* TASK OBJECTIVE: Copy every line of the data that contains the string "title".

* MATERIAL FOR THE TASK:
•••••

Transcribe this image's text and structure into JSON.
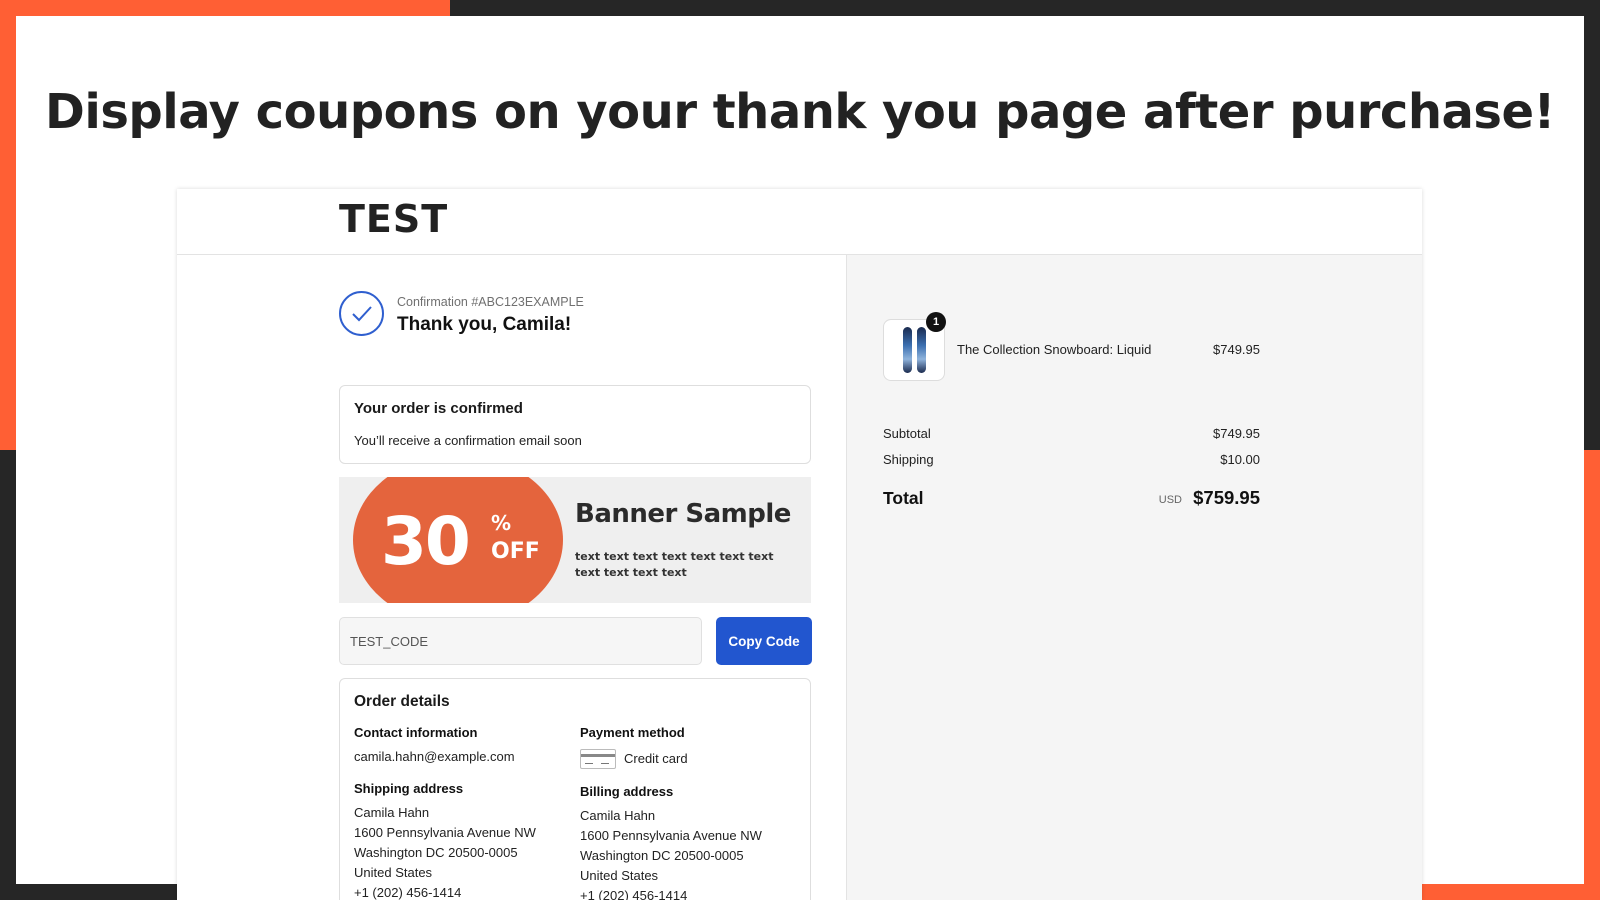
{
  "headline": "Display coupons on your thank you page after purchase!",
  "store": {
    "logo": "TEST"
  },
  "confirmation": {
    "number": "Confirmation #ABC123EXAMPLE",
    "greeting": "Thank you, Camila!"
  },
  "order_status": {
    "title": "Your order is confirmed",
    "message": "You’ll receive a confirmation email soon"
  },
  "banner": {
    "discount": "30",
    "percent": "%",
    "off": "OFF",
    "title": "Banner Sample",
    "body": "text text text text text text text text text text text"
  },
  "coupon": {
    "code": "TEST_CODE",
    "copy_label": "Copy Code"
  },
  "details": {
    "title": "Order details",
    "contact_label": "Contact information",
    "contact_email": "camila.hahn@example.com",
    "payment_label": "Payment method",
    "payment_method": "Credit card",
    "shipping_label": "Shipping address",
    "billing_label": "Billing address",
    "shipping": {
      "name": "Camila Hahn",
      "street": "1600 Pennsylvania Avenue NW",
      "city": "Washington DC 20500-0005",
      "country": "United States",
      "phone": "+1 (202) 456-1414"
    },
    "billing": {
      "name": "Camila Hahn",
      "street": "1600 Pennsylvania Avenue NW",
      "city": "Washington DC 20500-0005",
      "country": "United States",
      "phone": "+1 (202) 456-1414"
    }
  },
  "summary": {
    "item": {
      "name": "The Collection Snowboard: Liquid",
      "price": "$749.95",
      "qty": "1"
    },
    "subtotal_label": "Subtotal",
    "subtotal": "$749.95",
    "shipping_label": "Shipping",
    "shipping": "$10.00",
    "total_label": "Total",
    "currency": "USD",
    "total": "$759.95"
  },
  "colors": {
    "accent_orange": "#ff5f34",
    "banner_orange": "#e4643d",
    "button_blue": "#2256cf",
    "dark_frame": "#262626"
  }
}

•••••

* SOLUTION FOR THIS EXERCISE:
    "title": "Your order is confirmed",
    "title": "Banner Sample",
    "title": "Order details",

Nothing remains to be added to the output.